Well, I say long, but I did take a fair few shortcuts with this galette. I want you to know that you should feel free to A. make the pastry for this recipe yourself and B. make the onion jam yourself too, but hey, I’m sure you’ll forgive me for saving you an hour or so.

Once I’d rolled the pastry out fairly thinly, I spread it with the onion jam, topped that with goat’s cheese, and then artfully layered over my rescued heirlooms, along with a few baby plum tomatoes. I had laid the tomatoes on a cooling rack, salted them and let them stand before this, to remove the moisture. That meant when I eventually tucked them into the pastry, sprinkled with thyme and placed the galette into a piping hot oven, they roasted without becoming overly juicy, allowing the goats cheese to bubble up and brown slightly and the pastry to turn crisp. My mouth is watering just thinking about it, honestly.

The full recipe is below.


Approximately 400g heirloom tomatoes (I used about 300g heirlooms and 100g leftover baby plum tomatoes- a mix of sizes, shapes and colours makes for a beautiful galete)

6-8tsp fine salt

250g shortcrust pastry

3 tbsp onion and garlic chutney (I used Waitrose Essentials)

100g goat’s cheese, sliced into rounds

1 egg

few sprigs of fresh thyme


Place a cooling rack over a baking tray, or alternatively in the sink.

Slice the larger tomatoes into 1/2 cm thick slices, and halve the cherry tomatoes. I like to do this in a mix of both length and width ways. Lay the slices on the prepared cooling rack. Sprinkle with half of the fine salt. Allow to sit for 15 minutes. Blot the tomatoes with kitchen paper, then turn and repeat on the other side.

Meanwhile, preheat the oven to 200°C or 180°C fan and allow the pastry to come to room temperature.

Place the pastry between two sheets of parchment paper and roll into 25cm circle (don’t worry about shape too much. I really wasn’t going for perfection here, remember it’s a rustic masterpiece). Peel back the top sheet of parchment.
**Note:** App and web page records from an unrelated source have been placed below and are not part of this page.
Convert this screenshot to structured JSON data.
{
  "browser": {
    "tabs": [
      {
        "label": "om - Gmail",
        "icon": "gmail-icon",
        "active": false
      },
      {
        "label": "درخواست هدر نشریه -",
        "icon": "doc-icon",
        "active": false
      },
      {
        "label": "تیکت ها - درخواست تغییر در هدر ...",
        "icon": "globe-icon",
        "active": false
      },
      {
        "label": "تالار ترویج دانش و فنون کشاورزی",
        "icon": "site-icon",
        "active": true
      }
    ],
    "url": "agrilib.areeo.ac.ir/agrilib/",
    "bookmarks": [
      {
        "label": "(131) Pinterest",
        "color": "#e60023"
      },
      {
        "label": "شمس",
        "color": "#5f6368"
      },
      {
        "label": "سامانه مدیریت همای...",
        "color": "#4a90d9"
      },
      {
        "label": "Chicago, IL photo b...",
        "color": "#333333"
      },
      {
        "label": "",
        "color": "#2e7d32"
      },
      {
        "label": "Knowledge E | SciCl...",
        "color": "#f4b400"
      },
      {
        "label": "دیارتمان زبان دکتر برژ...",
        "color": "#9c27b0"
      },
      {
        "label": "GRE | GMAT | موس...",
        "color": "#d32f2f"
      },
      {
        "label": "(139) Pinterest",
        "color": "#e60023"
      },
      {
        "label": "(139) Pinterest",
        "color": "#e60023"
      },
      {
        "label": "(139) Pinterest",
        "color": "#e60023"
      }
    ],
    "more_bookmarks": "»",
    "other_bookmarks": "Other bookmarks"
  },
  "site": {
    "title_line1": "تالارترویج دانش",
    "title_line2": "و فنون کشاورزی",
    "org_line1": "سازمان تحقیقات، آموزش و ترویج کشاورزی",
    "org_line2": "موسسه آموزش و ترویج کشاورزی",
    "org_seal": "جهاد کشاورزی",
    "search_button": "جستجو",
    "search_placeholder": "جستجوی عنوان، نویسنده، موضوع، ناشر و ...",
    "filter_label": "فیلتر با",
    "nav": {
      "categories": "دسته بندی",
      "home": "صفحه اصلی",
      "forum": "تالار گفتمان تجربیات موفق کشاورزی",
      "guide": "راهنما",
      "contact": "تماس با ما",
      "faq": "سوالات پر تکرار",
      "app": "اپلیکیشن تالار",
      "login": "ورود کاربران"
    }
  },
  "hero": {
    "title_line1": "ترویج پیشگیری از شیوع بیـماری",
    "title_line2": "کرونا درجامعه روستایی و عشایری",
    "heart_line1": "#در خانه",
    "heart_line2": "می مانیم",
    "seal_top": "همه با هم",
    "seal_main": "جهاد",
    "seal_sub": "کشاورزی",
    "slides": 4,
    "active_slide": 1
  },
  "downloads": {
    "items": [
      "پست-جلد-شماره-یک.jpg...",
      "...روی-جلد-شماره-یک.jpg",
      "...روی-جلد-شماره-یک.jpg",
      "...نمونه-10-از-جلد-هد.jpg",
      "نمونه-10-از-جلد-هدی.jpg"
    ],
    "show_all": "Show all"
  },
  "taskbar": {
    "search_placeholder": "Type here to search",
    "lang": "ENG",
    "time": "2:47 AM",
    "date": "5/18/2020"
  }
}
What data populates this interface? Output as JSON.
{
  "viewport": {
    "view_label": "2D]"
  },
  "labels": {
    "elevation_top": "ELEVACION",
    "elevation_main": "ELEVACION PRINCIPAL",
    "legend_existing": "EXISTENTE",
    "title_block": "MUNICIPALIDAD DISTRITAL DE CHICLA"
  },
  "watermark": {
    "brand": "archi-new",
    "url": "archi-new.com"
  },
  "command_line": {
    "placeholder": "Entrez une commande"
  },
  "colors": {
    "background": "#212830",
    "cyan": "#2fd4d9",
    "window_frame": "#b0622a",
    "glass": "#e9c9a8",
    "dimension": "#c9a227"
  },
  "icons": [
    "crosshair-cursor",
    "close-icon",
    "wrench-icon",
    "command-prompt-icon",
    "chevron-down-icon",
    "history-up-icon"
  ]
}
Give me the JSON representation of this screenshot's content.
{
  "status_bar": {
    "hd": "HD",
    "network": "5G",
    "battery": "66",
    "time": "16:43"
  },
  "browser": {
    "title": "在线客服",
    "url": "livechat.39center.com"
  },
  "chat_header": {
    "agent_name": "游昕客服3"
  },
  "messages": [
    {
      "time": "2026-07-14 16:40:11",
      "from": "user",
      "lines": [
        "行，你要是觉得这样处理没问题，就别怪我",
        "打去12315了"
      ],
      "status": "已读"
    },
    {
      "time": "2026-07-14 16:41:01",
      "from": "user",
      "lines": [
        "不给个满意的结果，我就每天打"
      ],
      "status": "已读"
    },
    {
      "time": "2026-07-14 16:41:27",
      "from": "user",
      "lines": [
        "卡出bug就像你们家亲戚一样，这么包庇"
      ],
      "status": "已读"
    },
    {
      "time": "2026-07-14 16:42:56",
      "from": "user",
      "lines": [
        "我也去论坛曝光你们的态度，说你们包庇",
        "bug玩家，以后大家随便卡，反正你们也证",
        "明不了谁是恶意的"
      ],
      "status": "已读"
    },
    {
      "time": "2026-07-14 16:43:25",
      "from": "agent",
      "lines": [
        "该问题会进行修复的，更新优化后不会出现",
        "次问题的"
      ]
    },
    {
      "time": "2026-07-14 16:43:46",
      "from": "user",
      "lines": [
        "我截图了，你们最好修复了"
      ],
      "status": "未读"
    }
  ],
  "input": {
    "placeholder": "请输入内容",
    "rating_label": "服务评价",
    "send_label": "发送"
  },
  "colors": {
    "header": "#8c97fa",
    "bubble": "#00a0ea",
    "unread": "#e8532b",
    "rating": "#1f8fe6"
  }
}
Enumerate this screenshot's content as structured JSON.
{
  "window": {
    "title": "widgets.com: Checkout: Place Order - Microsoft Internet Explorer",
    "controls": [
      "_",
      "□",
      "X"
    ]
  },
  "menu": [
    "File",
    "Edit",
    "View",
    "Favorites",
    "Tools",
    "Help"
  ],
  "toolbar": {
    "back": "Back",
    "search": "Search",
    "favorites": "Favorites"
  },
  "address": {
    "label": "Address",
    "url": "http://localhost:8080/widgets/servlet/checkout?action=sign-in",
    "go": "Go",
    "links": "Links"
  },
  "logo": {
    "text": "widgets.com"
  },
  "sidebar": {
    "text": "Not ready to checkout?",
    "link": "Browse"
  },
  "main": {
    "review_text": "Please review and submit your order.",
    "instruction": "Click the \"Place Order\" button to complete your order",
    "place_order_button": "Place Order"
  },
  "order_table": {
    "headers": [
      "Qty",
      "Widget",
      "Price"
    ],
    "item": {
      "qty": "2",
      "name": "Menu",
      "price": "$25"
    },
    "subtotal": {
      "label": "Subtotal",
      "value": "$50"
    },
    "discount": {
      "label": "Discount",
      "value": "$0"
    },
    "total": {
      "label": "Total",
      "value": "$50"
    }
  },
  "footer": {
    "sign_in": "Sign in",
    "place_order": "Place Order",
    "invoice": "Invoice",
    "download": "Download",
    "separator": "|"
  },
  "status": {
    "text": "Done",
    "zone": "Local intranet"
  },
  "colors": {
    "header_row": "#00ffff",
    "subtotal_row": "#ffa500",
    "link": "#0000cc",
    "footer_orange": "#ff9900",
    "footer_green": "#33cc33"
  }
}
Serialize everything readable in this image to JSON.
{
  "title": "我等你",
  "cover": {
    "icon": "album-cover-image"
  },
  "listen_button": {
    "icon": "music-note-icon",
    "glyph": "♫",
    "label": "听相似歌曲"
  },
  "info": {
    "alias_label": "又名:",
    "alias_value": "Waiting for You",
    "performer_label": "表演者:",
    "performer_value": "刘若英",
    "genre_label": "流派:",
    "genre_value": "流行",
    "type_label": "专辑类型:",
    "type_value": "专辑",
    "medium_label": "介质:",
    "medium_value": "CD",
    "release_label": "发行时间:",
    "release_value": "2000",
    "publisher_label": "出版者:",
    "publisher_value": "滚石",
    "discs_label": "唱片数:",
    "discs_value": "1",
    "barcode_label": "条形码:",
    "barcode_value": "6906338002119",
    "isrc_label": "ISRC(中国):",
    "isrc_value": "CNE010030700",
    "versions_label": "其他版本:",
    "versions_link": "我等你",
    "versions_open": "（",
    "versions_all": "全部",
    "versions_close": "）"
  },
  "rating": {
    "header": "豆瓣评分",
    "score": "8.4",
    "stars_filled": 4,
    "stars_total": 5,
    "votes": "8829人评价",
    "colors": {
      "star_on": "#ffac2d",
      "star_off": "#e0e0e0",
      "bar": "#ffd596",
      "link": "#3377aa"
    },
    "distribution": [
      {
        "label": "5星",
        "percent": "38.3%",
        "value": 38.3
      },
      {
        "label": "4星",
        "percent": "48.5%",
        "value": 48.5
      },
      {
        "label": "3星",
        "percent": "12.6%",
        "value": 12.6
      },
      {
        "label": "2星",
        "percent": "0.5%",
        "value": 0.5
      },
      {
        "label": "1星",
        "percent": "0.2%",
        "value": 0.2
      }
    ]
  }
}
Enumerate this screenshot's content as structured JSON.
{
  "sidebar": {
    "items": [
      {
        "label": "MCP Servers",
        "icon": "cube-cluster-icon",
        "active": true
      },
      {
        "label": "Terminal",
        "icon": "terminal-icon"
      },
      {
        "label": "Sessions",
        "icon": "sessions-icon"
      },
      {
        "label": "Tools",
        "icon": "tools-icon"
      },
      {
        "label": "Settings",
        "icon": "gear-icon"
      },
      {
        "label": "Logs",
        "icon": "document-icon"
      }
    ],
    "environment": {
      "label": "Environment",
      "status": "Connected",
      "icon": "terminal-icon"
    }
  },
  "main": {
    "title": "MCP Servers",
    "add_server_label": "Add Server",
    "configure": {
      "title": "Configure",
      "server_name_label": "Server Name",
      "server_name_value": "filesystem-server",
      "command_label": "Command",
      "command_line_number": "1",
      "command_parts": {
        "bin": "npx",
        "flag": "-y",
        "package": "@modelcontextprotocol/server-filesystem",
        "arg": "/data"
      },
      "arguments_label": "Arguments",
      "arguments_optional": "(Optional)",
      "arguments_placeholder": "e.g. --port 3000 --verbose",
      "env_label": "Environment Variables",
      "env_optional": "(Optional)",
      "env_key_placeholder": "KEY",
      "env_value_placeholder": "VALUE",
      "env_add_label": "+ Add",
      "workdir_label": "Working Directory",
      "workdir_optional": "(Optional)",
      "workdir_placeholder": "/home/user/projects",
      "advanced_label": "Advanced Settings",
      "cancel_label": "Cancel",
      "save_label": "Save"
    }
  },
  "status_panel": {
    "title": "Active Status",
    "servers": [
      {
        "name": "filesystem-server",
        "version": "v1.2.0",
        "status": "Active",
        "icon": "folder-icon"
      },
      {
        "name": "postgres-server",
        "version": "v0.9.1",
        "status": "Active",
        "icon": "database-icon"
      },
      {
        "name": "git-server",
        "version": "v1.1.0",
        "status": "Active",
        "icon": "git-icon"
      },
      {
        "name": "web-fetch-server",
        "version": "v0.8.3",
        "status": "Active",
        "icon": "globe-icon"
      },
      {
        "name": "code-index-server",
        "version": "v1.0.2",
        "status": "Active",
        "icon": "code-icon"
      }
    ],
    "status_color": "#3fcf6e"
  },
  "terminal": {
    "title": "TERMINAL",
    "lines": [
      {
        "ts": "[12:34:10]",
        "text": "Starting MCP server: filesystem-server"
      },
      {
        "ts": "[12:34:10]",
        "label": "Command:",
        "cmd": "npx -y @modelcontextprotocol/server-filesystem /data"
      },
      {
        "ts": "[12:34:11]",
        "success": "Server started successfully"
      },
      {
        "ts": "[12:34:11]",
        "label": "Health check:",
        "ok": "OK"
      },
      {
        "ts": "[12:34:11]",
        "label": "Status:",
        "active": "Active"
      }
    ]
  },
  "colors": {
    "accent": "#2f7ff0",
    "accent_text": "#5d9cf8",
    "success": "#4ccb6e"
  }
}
Pick up the edges of the baking parchment and place onto a baking sheet.

Spread the onion chutney over the pastry, leaving a 5cm or so border around the edge, to be folded later. Top the chutney with goat’s cheese, then cover with the now salted tomatoes.

Fold the edges of pastry over the filling, framing the tomatoes in the centre. Whisk the egg in a small bowl with a little fine salt to break down the proteins, and brush over the pastry. Season the whole galette with flaked salt and freshly cracked black pepper, and sprinkle over a few sprigs of fresh thyme.

Place in the oven for about 35-40 minutes, or until the crust becomes golden brown and crisp, and the goat’s cheese is bubbling. Sprinkle over a little extra thyme is desired. Serve right away, although saying that, this makes for an excellent lunch the next day with a simple salad.